Angela Merkel is likely to win a fourth term as chancellor after a national election on Sunday but business leaders are already warning her that the next government must implement growth-friendly policies to ensure Germany remains the euro zone's largest economy.
Steffen Kampeter, director general of the Confederation of German Employers' Associations (BDA), told CNBC on Wednesday that Germany needed to stay in the "Champions League", referring to the soccer competition which sees top-division European clubs compete.
"We are in the Champions League at the moment that's quite clear, but we need a political surrounding that makes sure we stay in the Champions League, that will be the task for the four new years of the government."
"Our clear perception is that for the next four years we need a more growth-friendly and more business-orientated policy. We have challenges (in terms of) demographics, the stability of the social security system and we feel the disruption from the industrial production from new competitors in Asia and elsewhere."
Germany is traditionally seen as the growth engine in Europe although, with its current account surplus (amassed through a buoyant, export-heavy economy), it has long been accused of not encouraging enough household spending and consumption, and a lack of domestic investment.

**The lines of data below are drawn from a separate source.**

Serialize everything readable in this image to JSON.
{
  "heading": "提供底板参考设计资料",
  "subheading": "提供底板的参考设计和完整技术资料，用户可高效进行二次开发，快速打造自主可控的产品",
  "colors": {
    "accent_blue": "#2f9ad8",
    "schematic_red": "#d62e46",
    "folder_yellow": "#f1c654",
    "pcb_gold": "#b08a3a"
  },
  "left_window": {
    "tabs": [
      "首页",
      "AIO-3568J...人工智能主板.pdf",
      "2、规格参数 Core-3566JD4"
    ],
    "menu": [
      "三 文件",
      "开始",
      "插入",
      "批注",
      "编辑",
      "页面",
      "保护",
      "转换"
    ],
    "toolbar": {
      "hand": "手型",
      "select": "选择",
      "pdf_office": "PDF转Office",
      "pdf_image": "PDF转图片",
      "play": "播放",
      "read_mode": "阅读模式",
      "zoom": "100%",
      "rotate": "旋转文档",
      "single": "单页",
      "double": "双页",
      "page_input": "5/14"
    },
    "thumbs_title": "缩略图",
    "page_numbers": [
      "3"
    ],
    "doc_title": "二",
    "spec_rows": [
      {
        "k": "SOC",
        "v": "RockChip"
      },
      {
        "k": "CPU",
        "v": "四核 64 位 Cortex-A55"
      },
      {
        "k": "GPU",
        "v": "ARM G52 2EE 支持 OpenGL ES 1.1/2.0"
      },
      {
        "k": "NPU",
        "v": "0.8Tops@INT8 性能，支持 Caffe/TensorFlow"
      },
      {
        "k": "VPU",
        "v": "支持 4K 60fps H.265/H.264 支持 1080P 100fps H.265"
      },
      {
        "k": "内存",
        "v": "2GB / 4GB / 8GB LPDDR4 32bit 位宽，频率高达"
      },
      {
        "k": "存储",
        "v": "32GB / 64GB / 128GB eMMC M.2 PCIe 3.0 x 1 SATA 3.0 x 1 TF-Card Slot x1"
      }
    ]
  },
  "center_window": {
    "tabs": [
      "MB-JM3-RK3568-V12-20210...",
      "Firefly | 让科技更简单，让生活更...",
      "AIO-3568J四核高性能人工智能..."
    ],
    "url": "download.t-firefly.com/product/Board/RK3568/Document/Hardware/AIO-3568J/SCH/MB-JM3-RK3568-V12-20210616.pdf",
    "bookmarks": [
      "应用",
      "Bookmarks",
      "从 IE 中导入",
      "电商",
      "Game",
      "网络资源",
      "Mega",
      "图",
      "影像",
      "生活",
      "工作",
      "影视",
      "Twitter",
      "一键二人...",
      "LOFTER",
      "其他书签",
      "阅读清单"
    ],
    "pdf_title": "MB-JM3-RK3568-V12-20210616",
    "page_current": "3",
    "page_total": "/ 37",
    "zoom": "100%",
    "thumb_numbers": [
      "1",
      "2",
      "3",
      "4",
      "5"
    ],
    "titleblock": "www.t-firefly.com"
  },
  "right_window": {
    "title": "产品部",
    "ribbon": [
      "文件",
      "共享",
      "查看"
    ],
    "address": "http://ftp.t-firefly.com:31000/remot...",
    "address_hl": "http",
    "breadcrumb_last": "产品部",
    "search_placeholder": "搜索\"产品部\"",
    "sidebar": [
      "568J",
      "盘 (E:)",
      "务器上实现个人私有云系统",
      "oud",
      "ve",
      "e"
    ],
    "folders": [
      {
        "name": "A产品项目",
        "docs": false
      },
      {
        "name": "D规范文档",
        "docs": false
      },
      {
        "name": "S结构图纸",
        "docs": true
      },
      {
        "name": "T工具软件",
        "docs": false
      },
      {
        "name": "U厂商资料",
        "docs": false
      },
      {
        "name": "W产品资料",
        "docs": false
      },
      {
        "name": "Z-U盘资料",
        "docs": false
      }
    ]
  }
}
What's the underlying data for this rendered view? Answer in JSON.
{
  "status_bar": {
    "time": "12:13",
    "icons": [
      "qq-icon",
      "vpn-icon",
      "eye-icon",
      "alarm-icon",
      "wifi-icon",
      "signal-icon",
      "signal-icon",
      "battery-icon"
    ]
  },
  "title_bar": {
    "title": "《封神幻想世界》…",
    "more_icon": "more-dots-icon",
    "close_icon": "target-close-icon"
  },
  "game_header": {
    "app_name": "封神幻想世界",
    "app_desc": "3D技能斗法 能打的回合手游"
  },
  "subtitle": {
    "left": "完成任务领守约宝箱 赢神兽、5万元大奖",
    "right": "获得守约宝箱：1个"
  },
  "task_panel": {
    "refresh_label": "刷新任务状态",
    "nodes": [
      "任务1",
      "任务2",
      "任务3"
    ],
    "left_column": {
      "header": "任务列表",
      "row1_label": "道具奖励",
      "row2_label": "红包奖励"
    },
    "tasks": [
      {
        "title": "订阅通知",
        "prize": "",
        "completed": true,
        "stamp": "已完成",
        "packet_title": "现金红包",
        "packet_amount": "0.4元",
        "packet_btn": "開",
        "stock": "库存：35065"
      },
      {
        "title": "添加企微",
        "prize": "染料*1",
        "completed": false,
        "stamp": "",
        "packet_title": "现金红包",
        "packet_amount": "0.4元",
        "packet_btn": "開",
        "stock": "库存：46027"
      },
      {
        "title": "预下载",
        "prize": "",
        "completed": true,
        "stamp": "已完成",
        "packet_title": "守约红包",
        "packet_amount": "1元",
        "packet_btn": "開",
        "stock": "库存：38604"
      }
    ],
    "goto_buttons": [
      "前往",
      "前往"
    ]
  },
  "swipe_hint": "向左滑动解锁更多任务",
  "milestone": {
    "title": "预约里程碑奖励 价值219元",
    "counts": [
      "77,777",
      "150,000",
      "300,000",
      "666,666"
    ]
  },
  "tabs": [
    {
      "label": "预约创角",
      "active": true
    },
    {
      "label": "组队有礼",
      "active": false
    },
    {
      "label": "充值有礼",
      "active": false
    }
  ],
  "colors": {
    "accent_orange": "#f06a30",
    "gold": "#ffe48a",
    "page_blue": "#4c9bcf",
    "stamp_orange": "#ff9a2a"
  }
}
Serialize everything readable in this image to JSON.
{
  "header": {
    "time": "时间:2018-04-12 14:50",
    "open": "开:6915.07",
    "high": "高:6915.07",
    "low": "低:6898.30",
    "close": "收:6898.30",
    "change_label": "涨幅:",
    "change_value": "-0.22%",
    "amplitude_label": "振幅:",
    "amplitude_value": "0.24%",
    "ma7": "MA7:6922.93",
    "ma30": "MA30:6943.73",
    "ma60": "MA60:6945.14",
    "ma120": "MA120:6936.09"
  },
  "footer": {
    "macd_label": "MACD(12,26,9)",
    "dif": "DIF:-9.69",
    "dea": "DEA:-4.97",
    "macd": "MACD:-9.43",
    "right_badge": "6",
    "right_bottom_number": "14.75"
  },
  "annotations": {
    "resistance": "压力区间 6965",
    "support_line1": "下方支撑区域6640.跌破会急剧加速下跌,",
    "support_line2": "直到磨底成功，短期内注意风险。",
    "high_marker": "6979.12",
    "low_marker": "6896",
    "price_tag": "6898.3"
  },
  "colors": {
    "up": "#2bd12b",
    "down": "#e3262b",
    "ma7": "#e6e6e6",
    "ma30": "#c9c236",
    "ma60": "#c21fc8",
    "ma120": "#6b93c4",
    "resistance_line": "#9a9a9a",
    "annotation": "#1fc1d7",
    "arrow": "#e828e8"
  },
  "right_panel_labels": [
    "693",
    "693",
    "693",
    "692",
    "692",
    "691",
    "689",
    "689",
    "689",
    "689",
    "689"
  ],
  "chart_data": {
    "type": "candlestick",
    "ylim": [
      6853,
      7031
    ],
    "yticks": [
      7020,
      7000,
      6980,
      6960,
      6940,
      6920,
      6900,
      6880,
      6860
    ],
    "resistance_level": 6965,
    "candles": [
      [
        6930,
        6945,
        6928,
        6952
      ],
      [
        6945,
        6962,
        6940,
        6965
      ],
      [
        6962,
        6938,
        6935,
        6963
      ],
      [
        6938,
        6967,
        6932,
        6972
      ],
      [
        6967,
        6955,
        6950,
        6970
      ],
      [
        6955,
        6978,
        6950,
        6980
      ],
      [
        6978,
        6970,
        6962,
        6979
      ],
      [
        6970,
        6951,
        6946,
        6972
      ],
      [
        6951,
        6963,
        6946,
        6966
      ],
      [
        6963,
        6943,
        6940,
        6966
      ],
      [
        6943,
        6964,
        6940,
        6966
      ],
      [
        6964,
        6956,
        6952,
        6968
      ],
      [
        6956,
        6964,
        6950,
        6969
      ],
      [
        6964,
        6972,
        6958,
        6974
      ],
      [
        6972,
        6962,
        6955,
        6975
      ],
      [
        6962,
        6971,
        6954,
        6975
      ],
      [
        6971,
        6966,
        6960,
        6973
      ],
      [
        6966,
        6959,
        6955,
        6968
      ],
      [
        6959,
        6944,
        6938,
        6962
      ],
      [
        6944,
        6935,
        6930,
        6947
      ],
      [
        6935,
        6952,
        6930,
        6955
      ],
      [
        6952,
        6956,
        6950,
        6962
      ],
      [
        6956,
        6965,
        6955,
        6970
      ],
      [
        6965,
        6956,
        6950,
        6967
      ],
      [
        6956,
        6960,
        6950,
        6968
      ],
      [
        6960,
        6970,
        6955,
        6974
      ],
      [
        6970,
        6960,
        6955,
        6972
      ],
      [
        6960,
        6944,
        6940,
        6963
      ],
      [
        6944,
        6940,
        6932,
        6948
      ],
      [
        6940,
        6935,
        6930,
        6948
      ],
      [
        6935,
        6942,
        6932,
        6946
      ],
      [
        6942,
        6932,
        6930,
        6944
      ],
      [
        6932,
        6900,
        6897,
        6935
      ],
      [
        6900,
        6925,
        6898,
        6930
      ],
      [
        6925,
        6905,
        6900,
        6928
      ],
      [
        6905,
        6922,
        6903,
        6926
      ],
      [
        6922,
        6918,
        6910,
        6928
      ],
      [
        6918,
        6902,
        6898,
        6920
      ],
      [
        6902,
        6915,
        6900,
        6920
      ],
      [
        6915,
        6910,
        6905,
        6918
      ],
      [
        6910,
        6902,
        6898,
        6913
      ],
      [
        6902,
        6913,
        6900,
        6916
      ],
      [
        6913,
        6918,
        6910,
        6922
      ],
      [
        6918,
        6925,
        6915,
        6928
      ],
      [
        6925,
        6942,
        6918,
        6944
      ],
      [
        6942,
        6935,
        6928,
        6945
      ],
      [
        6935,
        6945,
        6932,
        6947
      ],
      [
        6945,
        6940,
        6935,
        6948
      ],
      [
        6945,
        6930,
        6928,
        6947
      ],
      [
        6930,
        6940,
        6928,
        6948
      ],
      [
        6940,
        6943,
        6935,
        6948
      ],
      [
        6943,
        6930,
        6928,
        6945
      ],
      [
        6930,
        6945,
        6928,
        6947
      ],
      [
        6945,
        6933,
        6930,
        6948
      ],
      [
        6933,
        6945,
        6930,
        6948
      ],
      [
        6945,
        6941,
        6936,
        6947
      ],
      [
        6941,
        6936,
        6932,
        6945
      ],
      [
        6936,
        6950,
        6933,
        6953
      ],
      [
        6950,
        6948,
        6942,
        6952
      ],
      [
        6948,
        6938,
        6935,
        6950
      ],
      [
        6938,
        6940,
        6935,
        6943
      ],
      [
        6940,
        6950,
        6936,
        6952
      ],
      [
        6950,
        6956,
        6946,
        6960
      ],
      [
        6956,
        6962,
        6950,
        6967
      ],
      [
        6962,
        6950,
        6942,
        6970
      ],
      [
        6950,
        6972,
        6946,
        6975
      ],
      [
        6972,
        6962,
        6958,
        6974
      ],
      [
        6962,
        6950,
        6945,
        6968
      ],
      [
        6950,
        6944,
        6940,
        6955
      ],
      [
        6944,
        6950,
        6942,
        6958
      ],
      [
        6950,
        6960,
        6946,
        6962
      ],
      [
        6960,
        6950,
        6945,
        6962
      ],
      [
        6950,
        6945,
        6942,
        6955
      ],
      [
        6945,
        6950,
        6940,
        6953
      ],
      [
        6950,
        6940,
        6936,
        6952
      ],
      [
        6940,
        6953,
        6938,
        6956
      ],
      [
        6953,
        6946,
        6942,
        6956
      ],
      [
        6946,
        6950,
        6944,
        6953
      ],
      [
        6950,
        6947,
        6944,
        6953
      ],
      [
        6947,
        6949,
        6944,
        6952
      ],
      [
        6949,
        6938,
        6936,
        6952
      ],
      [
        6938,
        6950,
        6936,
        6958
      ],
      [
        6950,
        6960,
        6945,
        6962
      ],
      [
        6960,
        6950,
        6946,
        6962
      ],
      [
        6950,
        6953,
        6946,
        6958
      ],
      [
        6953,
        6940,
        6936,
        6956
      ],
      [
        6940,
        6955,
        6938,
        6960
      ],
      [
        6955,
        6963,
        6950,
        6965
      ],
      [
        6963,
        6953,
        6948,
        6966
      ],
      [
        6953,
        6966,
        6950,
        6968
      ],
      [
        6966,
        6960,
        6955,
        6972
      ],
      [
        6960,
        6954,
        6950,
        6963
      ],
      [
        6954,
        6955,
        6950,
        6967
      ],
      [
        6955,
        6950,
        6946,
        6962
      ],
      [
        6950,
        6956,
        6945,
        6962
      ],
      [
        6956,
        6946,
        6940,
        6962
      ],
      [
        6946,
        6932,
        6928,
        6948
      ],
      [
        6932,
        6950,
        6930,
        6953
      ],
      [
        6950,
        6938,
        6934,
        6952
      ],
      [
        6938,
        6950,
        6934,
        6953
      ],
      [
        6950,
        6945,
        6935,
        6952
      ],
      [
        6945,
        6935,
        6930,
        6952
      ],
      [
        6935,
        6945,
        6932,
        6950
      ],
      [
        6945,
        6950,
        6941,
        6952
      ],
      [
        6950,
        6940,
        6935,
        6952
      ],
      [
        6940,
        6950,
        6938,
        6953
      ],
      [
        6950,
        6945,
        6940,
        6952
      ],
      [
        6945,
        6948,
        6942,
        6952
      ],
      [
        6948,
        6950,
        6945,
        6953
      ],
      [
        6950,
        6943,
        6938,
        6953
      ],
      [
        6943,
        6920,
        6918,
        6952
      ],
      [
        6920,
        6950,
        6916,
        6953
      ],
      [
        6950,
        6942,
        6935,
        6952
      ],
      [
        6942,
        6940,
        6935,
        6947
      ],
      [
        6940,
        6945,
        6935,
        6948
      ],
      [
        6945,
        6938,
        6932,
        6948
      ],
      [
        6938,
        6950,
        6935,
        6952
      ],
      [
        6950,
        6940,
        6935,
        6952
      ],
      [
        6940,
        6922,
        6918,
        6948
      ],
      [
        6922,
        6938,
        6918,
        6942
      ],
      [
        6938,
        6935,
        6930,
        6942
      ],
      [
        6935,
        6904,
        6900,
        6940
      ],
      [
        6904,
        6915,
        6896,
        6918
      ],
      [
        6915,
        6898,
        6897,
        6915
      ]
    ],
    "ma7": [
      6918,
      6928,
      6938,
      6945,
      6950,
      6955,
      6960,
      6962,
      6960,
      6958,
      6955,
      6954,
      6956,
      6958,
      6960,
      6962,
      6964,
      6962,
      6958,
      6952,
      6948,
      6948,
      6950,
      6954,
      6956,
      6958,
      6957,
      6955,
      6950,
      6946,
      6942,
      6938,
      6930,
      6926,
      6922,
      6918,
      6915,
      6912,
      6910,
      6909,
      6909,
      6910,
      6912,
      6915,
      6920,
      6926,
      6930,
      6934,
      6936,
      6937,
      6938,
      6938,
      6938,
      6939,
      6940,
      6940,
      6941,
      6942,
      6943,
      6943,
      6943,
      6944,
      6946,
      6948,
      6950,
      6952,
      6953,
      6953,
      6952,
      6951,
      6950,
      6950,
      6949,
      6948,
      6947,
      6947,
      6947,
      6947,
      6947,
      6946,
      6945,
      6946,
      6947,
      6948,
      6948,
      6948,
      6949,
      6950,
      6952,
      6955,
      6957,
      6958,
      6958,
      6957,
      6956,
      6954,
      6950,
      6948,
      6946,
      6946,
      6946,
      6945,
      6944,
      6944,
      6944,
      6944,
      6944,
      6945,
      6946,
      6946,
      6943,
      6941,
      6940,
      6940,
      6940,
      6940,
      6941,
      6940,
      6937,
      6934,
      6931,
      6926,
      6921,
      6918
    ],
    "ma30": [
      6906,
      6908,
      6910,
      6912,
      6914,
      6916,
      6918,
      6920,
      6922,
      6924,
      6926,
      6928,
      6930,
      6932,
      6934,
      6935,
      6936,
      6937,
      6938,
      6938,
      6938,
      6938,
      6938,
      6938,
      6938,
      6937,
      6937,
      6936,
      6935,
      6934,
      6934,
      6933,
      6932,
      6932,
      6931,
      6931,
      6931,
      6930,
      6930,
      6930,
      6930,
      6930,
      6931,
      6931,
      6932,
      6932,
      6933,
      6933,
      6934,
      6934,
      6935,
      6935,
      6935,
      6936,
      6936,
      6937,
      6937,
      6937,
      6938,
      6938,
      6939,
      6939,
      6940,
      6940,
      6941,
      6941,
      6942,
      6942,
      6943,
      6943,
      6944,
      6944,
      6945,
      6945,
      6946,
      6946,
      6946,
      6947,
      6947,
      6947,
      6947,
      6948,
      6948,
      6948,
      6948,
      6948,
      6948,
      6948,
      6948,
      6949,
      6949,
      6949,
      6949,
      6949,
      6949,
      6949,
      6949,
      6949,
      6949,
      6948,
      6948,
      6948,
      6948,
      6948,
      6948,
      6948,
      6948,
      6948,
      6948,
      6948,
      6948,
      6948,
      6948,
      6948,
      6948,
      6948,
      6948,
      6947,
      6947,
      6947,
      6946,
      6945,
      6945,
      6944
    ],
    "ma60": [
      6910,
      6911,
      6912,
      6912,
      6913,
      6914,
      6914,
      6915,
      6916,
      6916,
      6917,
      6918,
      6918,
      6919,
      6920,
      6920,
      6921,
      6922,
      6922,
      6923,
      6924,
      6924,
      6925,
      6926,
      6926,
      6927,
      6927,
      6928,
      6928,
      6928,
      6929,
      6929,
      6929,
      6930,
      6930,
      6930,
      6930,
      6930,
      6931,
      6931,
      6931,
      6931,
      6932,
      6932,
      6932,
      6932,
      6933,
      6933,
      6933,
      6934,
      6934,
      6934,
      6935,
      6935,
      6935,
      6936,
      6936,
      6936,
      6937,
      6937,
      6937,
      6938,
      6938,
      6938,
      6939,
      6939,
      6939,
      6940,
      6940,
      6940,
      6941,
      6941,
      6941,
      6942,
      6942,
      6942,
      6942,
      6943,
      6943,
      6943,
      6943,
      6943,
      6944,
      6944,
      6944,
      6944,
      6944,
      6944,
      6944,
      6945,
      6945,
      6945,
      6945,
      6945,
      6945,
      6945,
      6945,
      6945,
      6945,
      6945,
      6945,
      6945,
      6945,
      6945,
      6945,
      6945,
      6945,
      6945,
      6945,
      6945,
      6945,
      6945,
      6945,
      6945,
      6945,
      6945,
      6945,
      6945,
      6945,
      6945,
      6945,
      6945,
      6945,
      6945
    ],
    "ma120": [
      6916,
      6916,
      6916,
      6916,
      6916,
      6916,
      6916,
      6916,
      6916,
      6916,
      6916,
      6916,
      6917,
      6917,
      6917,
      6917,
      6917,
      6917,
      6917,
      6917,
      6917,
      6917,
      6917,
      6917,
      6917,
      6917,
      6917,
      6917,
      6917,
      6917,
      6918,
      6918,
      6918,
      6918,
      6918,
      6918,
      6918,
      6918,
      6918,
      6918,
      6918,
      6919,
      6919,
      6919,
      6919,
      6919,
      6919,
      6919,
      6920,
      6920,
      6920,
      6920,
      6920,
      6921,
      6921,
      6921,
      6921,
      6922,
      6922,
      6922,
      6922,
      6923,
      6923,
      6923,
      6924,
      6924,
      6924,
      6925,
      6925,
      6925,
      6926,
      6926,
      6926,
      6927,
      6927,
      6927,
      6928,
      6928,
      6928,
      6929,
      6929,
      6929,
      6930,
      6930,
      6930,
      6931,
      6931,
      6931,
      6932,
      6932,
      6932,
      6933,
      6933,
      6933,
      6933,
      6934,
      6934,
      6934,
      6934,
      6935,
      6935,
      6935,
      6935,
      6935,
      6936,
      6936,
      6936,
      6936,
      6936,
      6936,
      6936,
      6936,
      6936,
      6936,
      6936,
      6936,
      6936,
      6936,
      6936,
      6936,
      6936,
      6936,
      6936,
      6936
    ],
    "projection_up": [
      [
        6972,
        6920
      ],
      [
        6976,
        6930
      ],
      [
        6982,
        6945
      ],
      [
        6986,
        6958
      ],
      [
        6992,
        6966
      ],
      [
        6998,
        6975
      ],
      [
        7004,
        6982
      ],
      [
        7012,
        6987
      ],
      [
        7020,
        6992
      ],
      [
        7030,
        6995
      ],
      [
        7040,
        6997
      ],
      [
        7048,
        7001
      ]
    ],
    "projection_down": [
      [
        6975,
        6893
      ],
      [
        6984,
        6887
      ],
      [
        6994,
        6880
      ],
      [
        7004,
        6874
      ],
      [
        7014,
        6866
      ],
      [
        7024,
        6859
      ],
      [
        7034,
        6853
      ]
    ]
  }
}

In the second quarter, however, the country's 0.6 percent quarter-on-quarter growth was driven by strong household spending and government expenditure, according to the Federal Statistics Office, and a substantial increase in imports which outstripped exports.
On the whole, German voters are pleased with Angela Merkel's record in government although her recent policies over immigration – Germany allowed 1 million mainly Syrian refugees to enter the country during the region's refugee crisis in 2015 – has pushed some voters towards the right-wing Alternative for Germany (AfD) party.
Ahead of Sunday's election, the latest opinion poll by the Frankfurter Allgemeine Zeitung newspaper on Tuesday showed Merkel's conservative alliance of the Christian Democrats and its sister Christian Union party (CDU-CSU) with 36.5 percent of the vote, followed by her main rivals, the SPD with 22 percent of the vote.
In third place was the anti-immigration AfD party on 10 percent, the poll conducted by Allensbach showed the business-friendly Free Democrats (FDP) with 11 percent of the vote and the Greens with 8 percent. The Greens and FDP are predicted to be the most likely coalition partners with Merkel's CDU-CSU.
Speaking to German broadcaster RTL on Tuesday, Merkel said she was "not thinking about any coalitions now."
"I have said that we will not form a coalition with the AfD, we will also not form a coalition with the Left, and apart from that we are working on a good election results for the CDU and the CSU."
Marcel Fratzscher, president of the German Institute for Economic Research (DIW Berlin), told CNBC on Tuesday that the legacy question facing Angela Merkel was whether she could turn Germany, in the next four years, "into an open society that is integrating not just refugees but a lot of Europeans that have come to Germany in the last few years into the labor market, into society."